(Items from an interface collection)
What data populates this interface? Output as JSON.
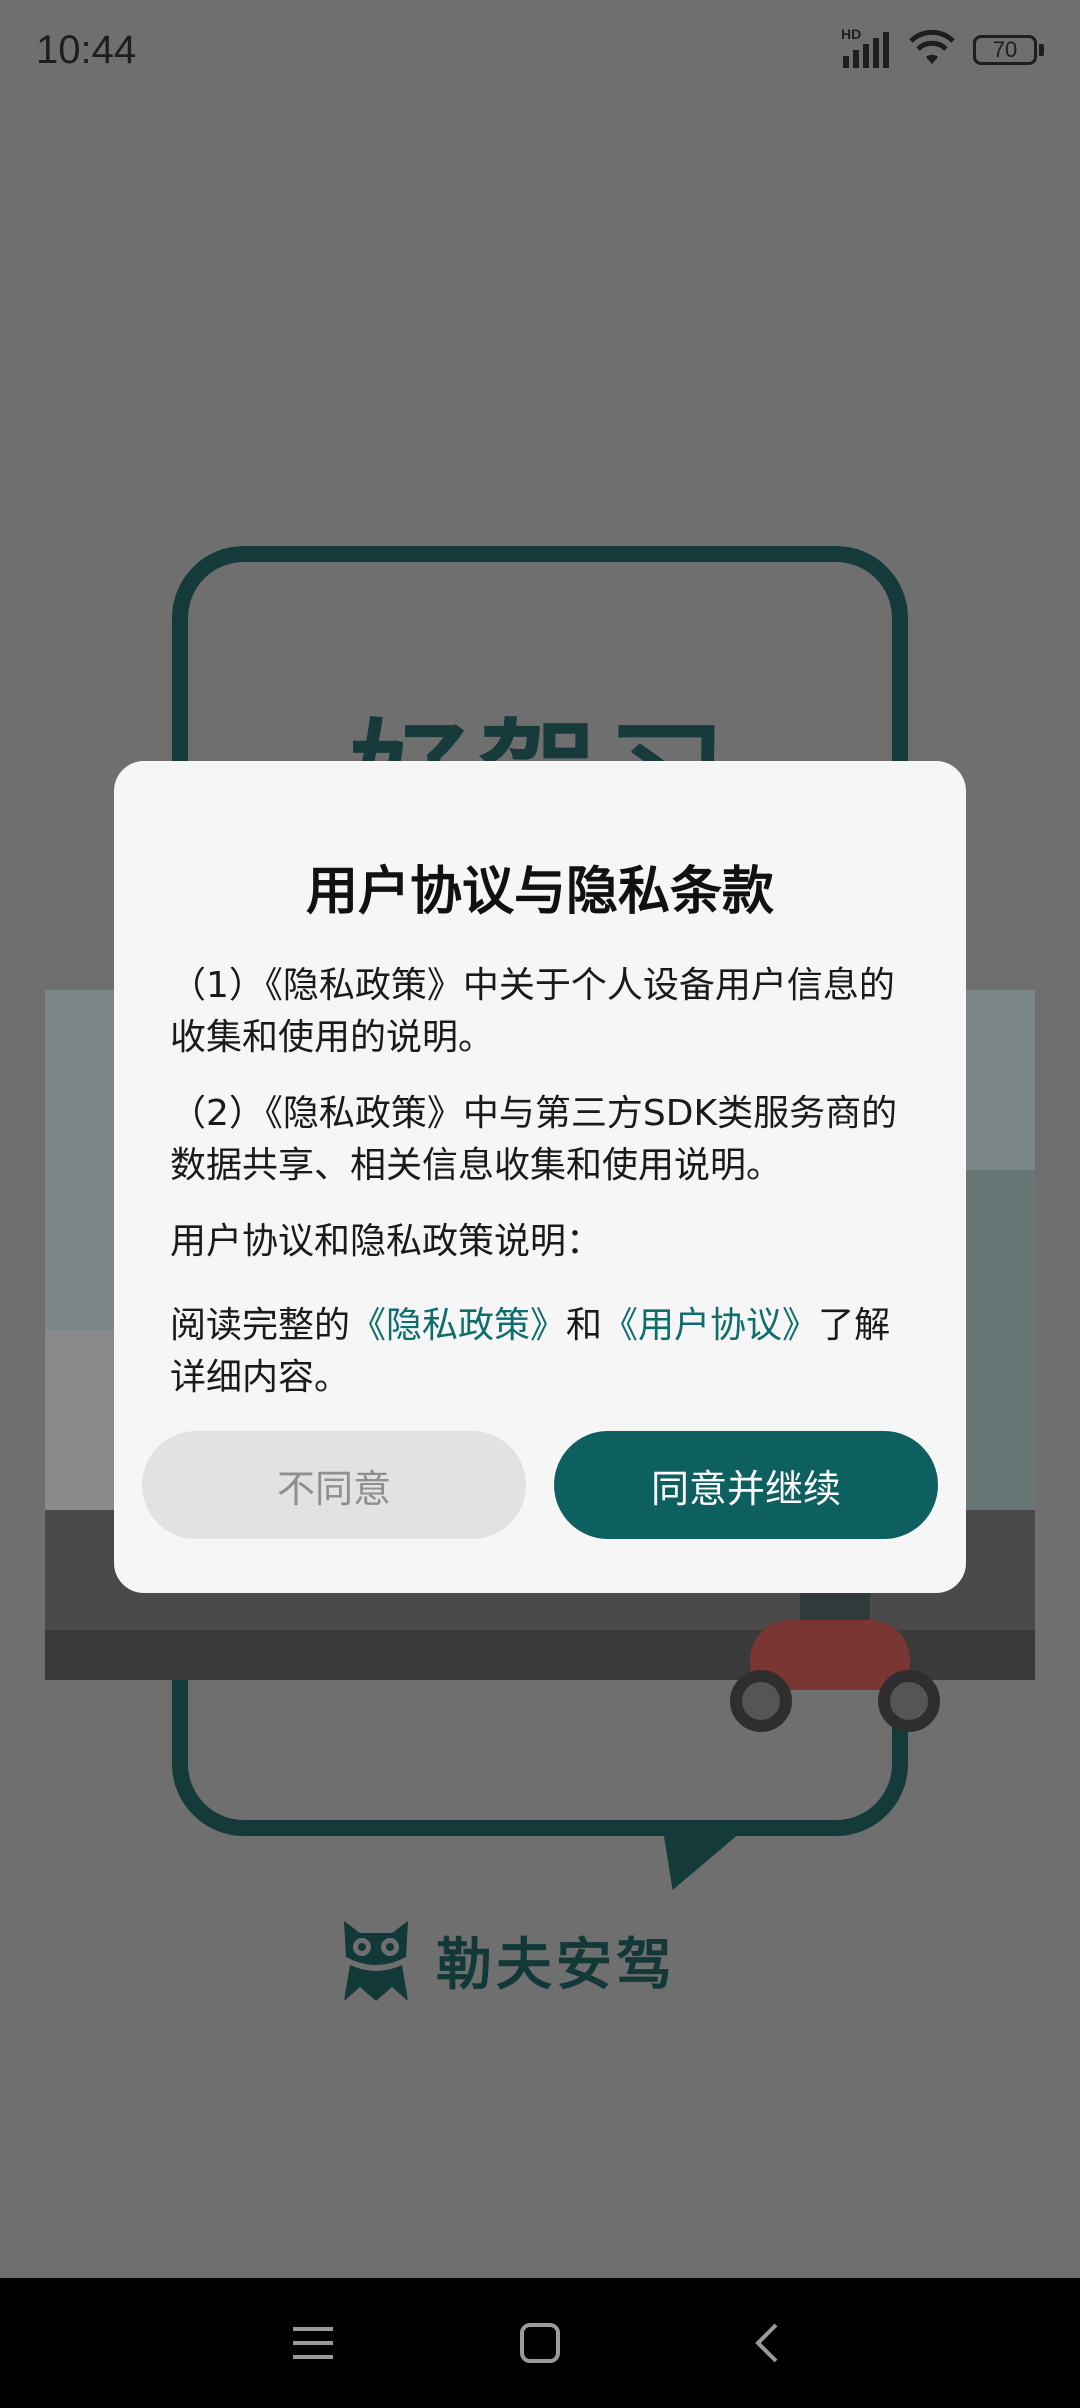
{
  "status_bar": {
    "time": "10:44",
    "network_label": "HD",
    "battery_level": "70",
    "icons": [
      "signal-icon",
      "wifi-icon",
      "battery-icon"
    ]
  },
  "background": {
    "splash_title": "好驾习",
    "brand_name": "勒夫安驾"
  },
  "dialog": {
    "title": "用户协议与隐私条款",
    "item1": "（1）《隐私政策》中关于个人设备用户信息的收集和使用的说明。",
    "item2": "（2）《隐私政策》中与第三方SDK类服务商的数据共享、相关信息收集和使用说明。",
    "item3": "用户协议和隐私政策说明：",
    "read_prefix": "阅读完整的",
    "privacy_link": "《隐私政策》",
    "and_text": "和",
    "agreement_link": "《用户协议》",
    "read_suffix": "了解详细内容。",
    "disagree_label": "不同意",
    "agree_label": "同意并继续"
  },
  "colors": {
    "accent": "#0e5f5f",
    "link": "#0f6e6c",
    "scrim": "#6f6f6f"
  },
  "nav_bar": {
    "icons": [
      "menu-icon",
      "home-icon",
      "back-icon"
    ]
  }
}
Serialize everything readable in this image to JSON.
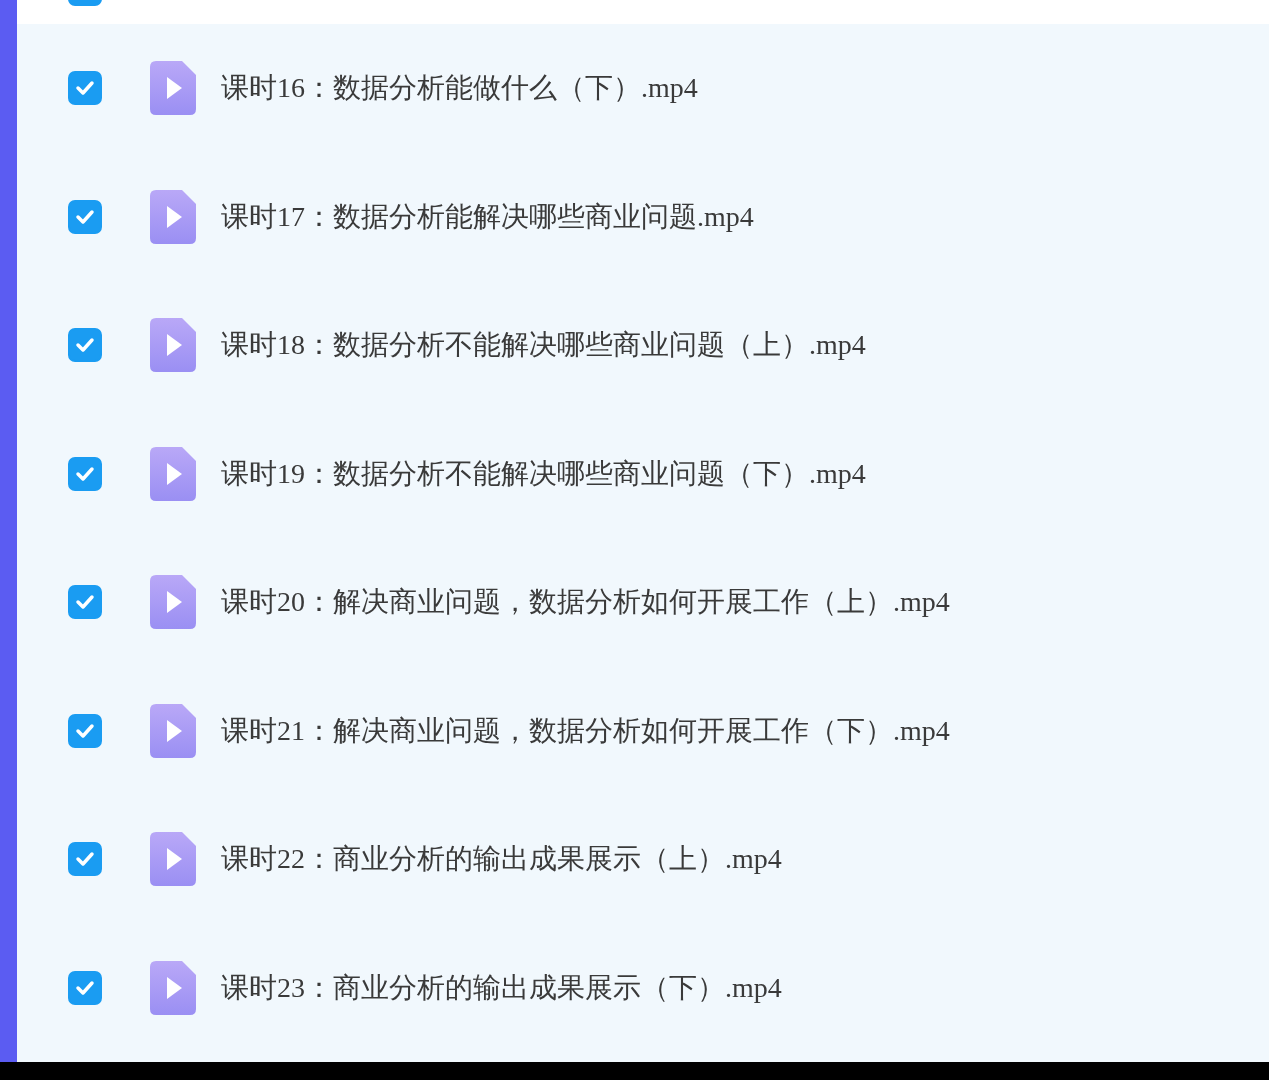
{
  "partial_row": {
    "checked": true
  },
  "files": [
    {
      "name": "课时16：数据分析能做什么（下）.mp4",
      "checked": true
    },
    {
      "name": "课时17：数据分析能解决哪些商业问题.mp4",
      "checked": true
    },
    {
      "name": "课时18：数据分析不能解决哪些商业问题（上）.mp4",
      "checked": true
    },
    {
      "name": "课时19：数据分析不能解决哪些商业问题（下）.mp4",
      "checked": true
    },
    {
      "name": "课时20：解决商业问题，数据分析如何开展工作（上）.mp4",
      "checked": true
    },
    {
      "name": "课时21：解决商业问题，数据分析如何开展工作（下）.mp4",
      "checked": true
    },
    {
      "name": "课时22：商业分析的输出成果展示（上）.mp4",
      "checked": true
    },
    {
      "name": "课时23：商业分析的输出成果展示（下）.mp4",
      "checked": true
    }
  ]
}
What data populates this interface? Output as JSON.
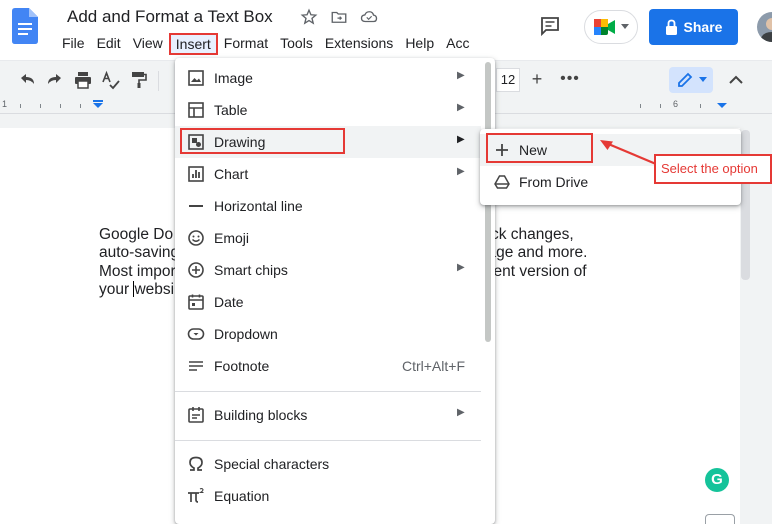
{
  "app": {
    "doc_title": "Add and Format a Text Box",
    "share_label": "Share"
  },
  "menubar": {
    "items": [
      "File",
      "Edit",
      "View",
      "Insert",
      "Format",
      "Tools",
      "Extensions",
      "Help",
      "Acc"
    ]
  },
  "toolbar": {
    "font_size": "12",
    "more_label": "•••"
  },
  "ruler": {
    "numbers": [
      "1",
      "6"
    ]
  },
  "document": {
    "lines": [
      "Google Do                                                  of changes, track changes,",
      "auto-saving                                               porting, file storage and more.",
      "Most impor                                                 ee the most recent version of",
      "your websi"
    ]
  },
  "insert_menu": {
    "items": [
      {
        "label": "Image",
        "icon": "image-icon",
        "has_submenu": true
      },
      {
        "label": "Table",
        "icon": "table-icon",
        "has_submenu": true
      },
      {
        "label": "Drawing",
        "icon": "drawing-icon",
        "has_submenu": true
      },
      {
        "label": "Chart",
        "icon": "chart-icon",
        "has_submenu": true
      },
      {
        "label": "Horizontal line",
        "icon": "horizontal-line-icon",
        "has_submenu": false
      },
      {
        "label": "Emoji",
        "icon": "emoji-icon",
        "has_submenu": false
      },
      {
        "label": "Smart chips",
        "icon": "smart-chips-icon",
        "has_submenu": true
      },
      {
        "label": "Date",
        "icon": "date-icon",
        "has_submenu": false
      },
      {
        "label": "Dropdown",
        "icon": "dropdown-icon",
        "has_submenu": false
      },
      {
        "label": "Footnote",
        "icon": "footnote-icon",
        "has_submenu": false,
        "shortcut": "Ctrl+Alt+F"
      },
      {
        "label": "Building blocks",
        "icon": "building-blocks-icon",
        "has_submenu": true
      },
      {
        "label": "Special characters",
        "icon": "omega-icon",
        "has_submenu": false
      },
      {
        "label": "Equation",
        "icon": "pi-icon",
        "has_submenu": false
      }
    ]
  },
  "drawing_submenu": {
    "items": [
      {
        "label": "New",
        "icon": "plus-icon"
      },
      {
        "label": "From Drive",
        "icon": "drive-icon"
      }
    ]
  },
  "annotation": {
    "callout_text": "Select the option",
    "color": "#e53935"
  },
  "colors": {
    "accent": "#1a73e8",
    "annotation_red": "#e53935",
    "grammarly": "#15c39a"
  }
}
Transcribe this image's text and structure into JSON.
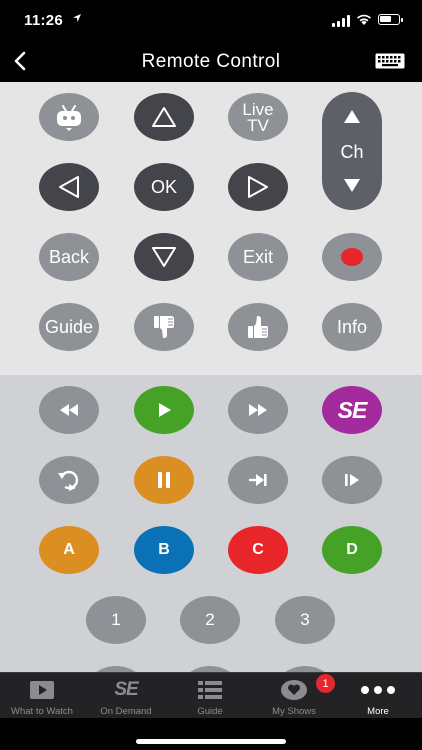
{
  "status_bar": {
    "time": "11:26"
  },
  "header": {
    "title": "Remote Control",
    "back_icon": "chevron-left-icon",
    "keyboard_icon": "keyboard-icon"
  },
  "remote_top": {
    "tivo_icon": "tivo-logo-icon",
    "live_tv": "Live\nTV",
    "channel": "Ch",
    "ok": "OK",
    "back": "Back",
    "exit": "Exit",
    "guide": "Guide",
    "info": "Info"
  },
  "remote_bottom": {
    "skip_label": "SE",
    "color_buttons": {
      "a": "A",
      "b": "B",
      "c": "C",
      "d": "D"
    },
    "numbers": [
      "1",
      "2",
      "3"
    ]
  },
  "colors": {
    "green": "#46a127",
    "orange": "#db8e22",
    "blue": "#0a71b6",
    "red": "#e8262a",
    "purple": "#a22a9d",
    "record": "#e8262a"
  },
  "tab_bar": {
    "tabs": [
      {
        "label": "What to Watch",
        "icon": "play-tv-icon"
      },
      {
        "label": "On Demand",
        "icon": "se-icon"
      },
      {
        "label": "Guide",
        "icon": "list-icon"
      },
      {
        "label": "My Shows",
        "icon": "heart-tv-icon"
      },
      {
        "label": "More",
        "icon": "more-dots-icon"
      }
    ],
    "badge": "1"
  }
}
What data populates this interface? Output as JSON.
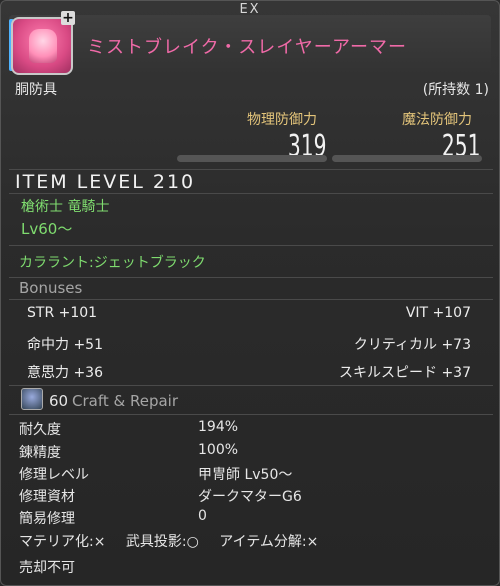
{
  "header": {
    "rarity": "EX"
  },
  "item": {
    "name": "ミストブレイク・スレイヤーアーマー",
    "category": "胴防具",
    "owned": "(所持数 1)",
    "icon": "armor-icon"
  },
  "stats": [
    {
      "label": "物理防御力",
      "value": "319"
    },
    {
      "label": "魔法防御力",
      "value": "251"
    }
  ],
  "item_level": "ITEM LEVEL 210",
  "jobs": "槍術士 竜騎士",
  "level_req": "Lv60～",
  "dye": "カララント:ジェットブラック",
  "bonuses": {
    "title": "Bonuses",
    "items": [
      {
        "left": "STR +101",
        "right": "VIT +107"
      },
      {
        "left": "命中力 +51",
        "right": "クリティカル +73"
      },
      {
        "left": "意思力 +36",
        "right": "スキルスピード +37"
      }
    ]
  },
  "craft": {
    "level": "60",
    "title": "Craft & Repair",
    "rows": [
      {
        "label": "耐久度",
        "value": "194%"
      },
      {
        "label": "錬精度",
        "value": "100%"
      },
      {
        "label": "修理レベル",
        "value": "甲冑師 Lv50～"
      },
      {
        "label": "修理資材",
        "value": "ダークマターG6"
      },
      {
        "label": "簡易修理",
        "value": "0"
      }
    ]
  },
  "flags": [
    "マテリア化:×",
    "武具投影:○",
    "アイテム分解:×"
  ],
  "sell": "売却不可",
  "colors": {
    "name": "#f06aa8",
    "green": "#7fdc6f",
    "stat_label": "#e3c47a"
  }
}
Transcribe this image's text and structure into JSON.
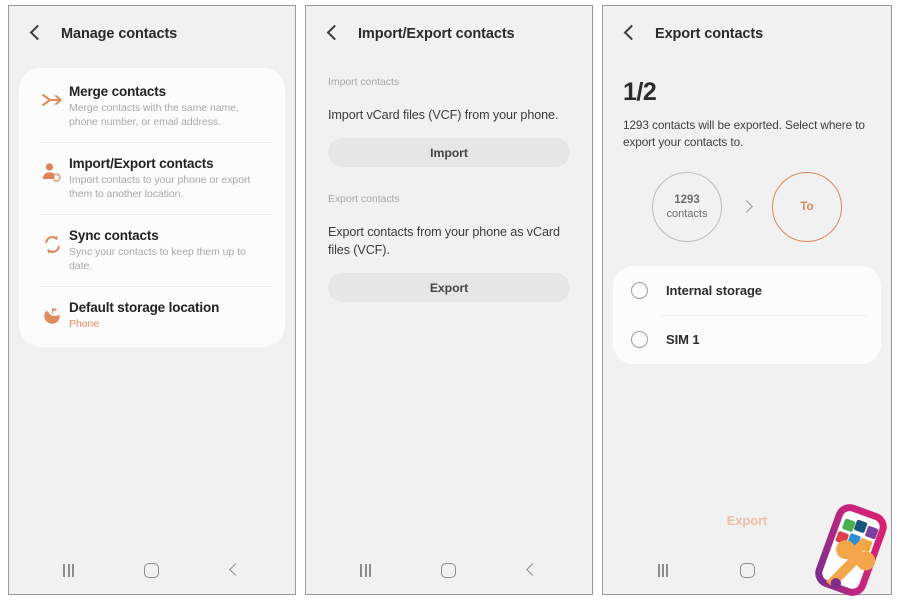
{
  "accent": {
    "orange": "#e98a5e",
    "orange_strong": "#e0855a",
    "export_disabled": "#f0bfa3",
    "page_bg": "#f1f1f1",
    "card_bg": "#fcfcfc",
    "button_bg": "#e6e6e6"
  },
  "nav": {
    "recents_icon": "recent-apps-icon",
    "home_icon": "home-icon",
    "back_icon": "back-icon"
  },
  "panel1": {
    "title": "Manage contacts",
    "back_icon": "chevron-left-icon",
    "rows": [
      {
        "icon": "merge-arrows-icon",
        "title": "Merge contacts",
        "sub": "Merge contacts with the same name, phone number, or email address.",
        "sub_accent": false
      },
      {
        "icon": "person-sync-icon",
        "title": "Import/Export contacts",
        "sub": "Import contacts to your phone or export them to another location.",
        "sub_accent": false
      },
      {
        "icon": "sync-arrows-icon",
        "title": "Sync contacts",
        "sub": "Sync your contacts to keep them up to date.",
        "sub_accent": false
      },
      {
        "icon": "storage-pie-icon",
        "title": "Default storage location",
        "sub": "Phone",
        "sub_accent": true
      }
    ]
  },
  "panel2": {
    "title": "Import/Export contacts",
    "back_icon": "chevron-left-icon",
    "import_section": {
      "label": "Import contacts",
      "description": "Import vCard files (VCF) from your phone.",
      "button": "Import"
    },
    "export_section": {
      "label": "Export contacts",
      "description": "Export contacts from your phone as vCard files (VCF).",
      "button": "Export"
    }
  },
  "panel3": {
    "title": "Export contacts",
    "back_icon": "chevron-left-icon",
    "step": "1/2",
    "description": "1293 contacts will be exported. Select where to export your contacts to.",
    "source_circle": {
      "count": "1293",
      "label": "contacts"
    },
    "arrow_icon": "chevron-right-icon",
    "target_circle": {
      "label": "To"
    },
    "destinations": [
      {
        "label": "Internal storage",
        "selected": false
      },
      {
        "label": "SIM 1",
        "selected": false
      }
    ],
    "cta": "Export"
  },
  "watermark": {
    "icon": "phone-with-wrench-icon",
    "tile_colors": [
      "#4caf50",
      "#18567e",
      "#7b3f9d",
      "#e0404b",
      "#2d8fd5",
      "#f5a623",
      "#35c4c4",
      "#f5a623"
    ],
    "phone_border": "#c9247e",
    "wrench_color": "#f5a64a"
  }
}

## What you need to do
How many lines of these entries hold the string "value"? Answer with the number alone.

## Response
7